** Information provided follows **

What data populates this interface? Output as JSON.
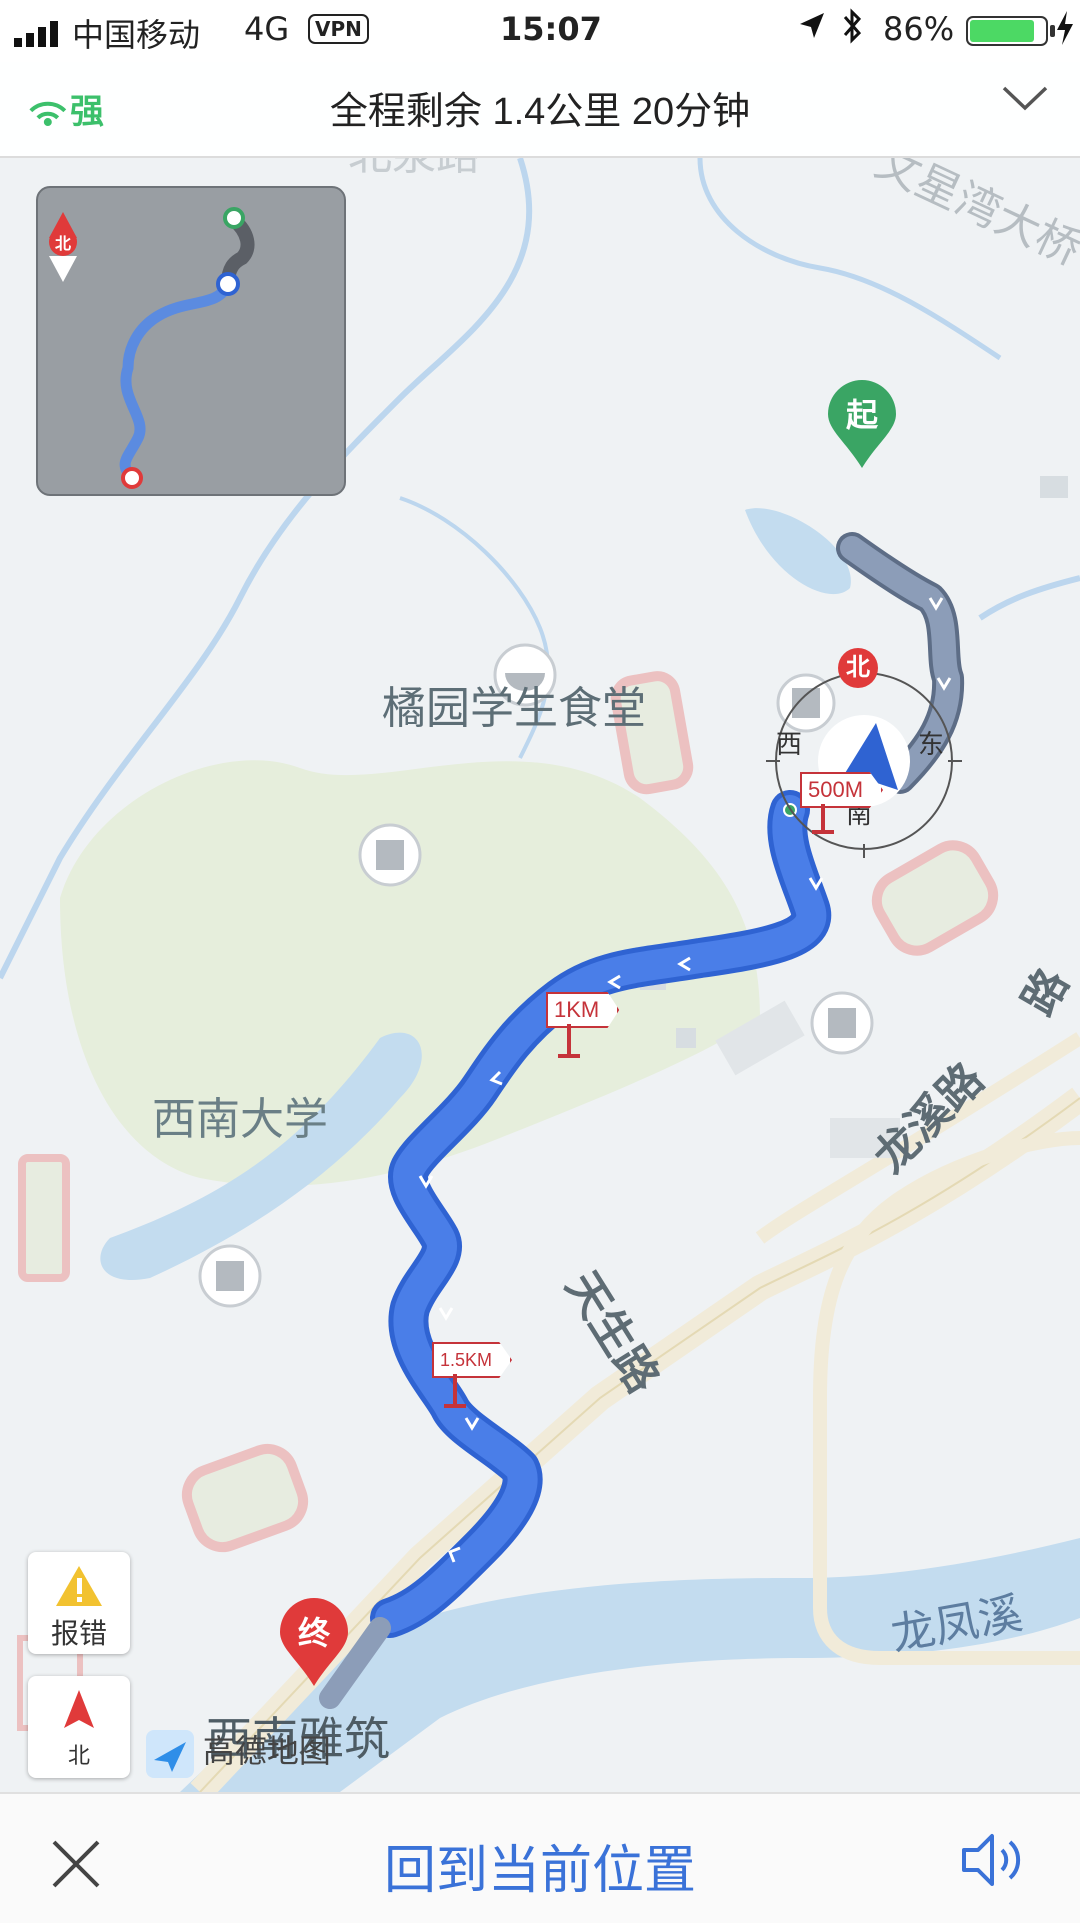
{
  "status_bar": {
    "carrier": "中国移动",
    "network": "4G",
    "vpn": "VPN",
    "time": "15:07",
    "battery": "86%",
    "battery_level": 0.86
  },
  "nav_header": {
    "gps_strength": "强",
    "route_summary": "全程剩余 1.4公里  20分钟"
  },
  "map": {
    "labels": {
      "canteen": "橘园学生食堂",
      "university": "西南大学",
      "yazhu": "西南雅筑",
      "longxi_road": "龙溪路",
      "tiansheng_road": "天生路",
      "longfeng_creek": "龙凤溪",
      "wenxing_bridge": "文星湾大桥",
      "beijing_road": "北泉路",
      "xinan_top": "西南大学",
      "road_right": "路"
    },
    "start_marker": "起",
    "end_marker": "终",
    "compass": {
      "north": "北",
      "south": "南",
      "east": "东",
      "west": "西"
    },
    "distance_markers": [
      "500M",
      "1KM",
      "1.5KM"
    ],
    "minimap_north": "北"
  },
  "controls": {
    "report_label": "报错",
    "north_label": "北",
    "logo_text": "高德地图"
  },
  "bottom_bar": {
    "return_label": "回到当前位置"
  },
  "colors": {
    "route_blue": "#4a7ee8",
    "route_traveled": "#8c9db8",
    "start_green": "#3aa564",
    "end_red": "#e03a3a",
    "accent_blue": "#3a72d8"
  }
}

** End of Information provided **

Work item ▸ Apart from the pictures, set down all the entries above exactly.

Written answer ▸
What data populates this interface? Output as JSON.
{
  "status_bar": {
    "carrier": "中国移动",
    "network": "4G",
    "vpn": "VPN",
    "time": "15:07",
    "battery": "86%",
    "battery_level": 0.86
  },
  "nav_header": {
    "gps_strength": "强",
    "route_summary": "全程剩余 1.4公里  20分钟"
  },
  "map": {
    "labels": {
      "canteen": "橘园学生食堂",
      "university": "西南大学",
      "yazhu": "西南雅筑",
      "longxi_road": "龙溪路",
      "tiansheng_road": "天生路",
      "longfeng_creek": "龙凤溪",
      "wenxing_bridge": "文星湾大桥",
      "beijing_road": "北泉路",
      "xinan_top": "西南大学",
      "road_right": "路"
    },
    "start_marker": "起",
    "end_marker": "终",
    "compass": {
      "north": "北",
      "south": "南",
      "east": "东",
      "west": "西"
    },
    "distance_markers": [
      "500M",
      "1KM",
      "1.5KM"
    ],
    "minimap_north": "北"
  },
  "controls": {
    "report_label": "报错",
    "north_label": "北",
    "logo_text": "高德地图"
  },
  "bottom_bar": {
    "return_label": "回到当前位置"
  },
  "colors": {
    "route_blue": "#4a7ee8",
    "route_traveled": "#8c9db8",
    "start_green": "#3aa564",
    "end_red": "#e03a3a",
    "accent_blue": "#3a72d8"
  }
}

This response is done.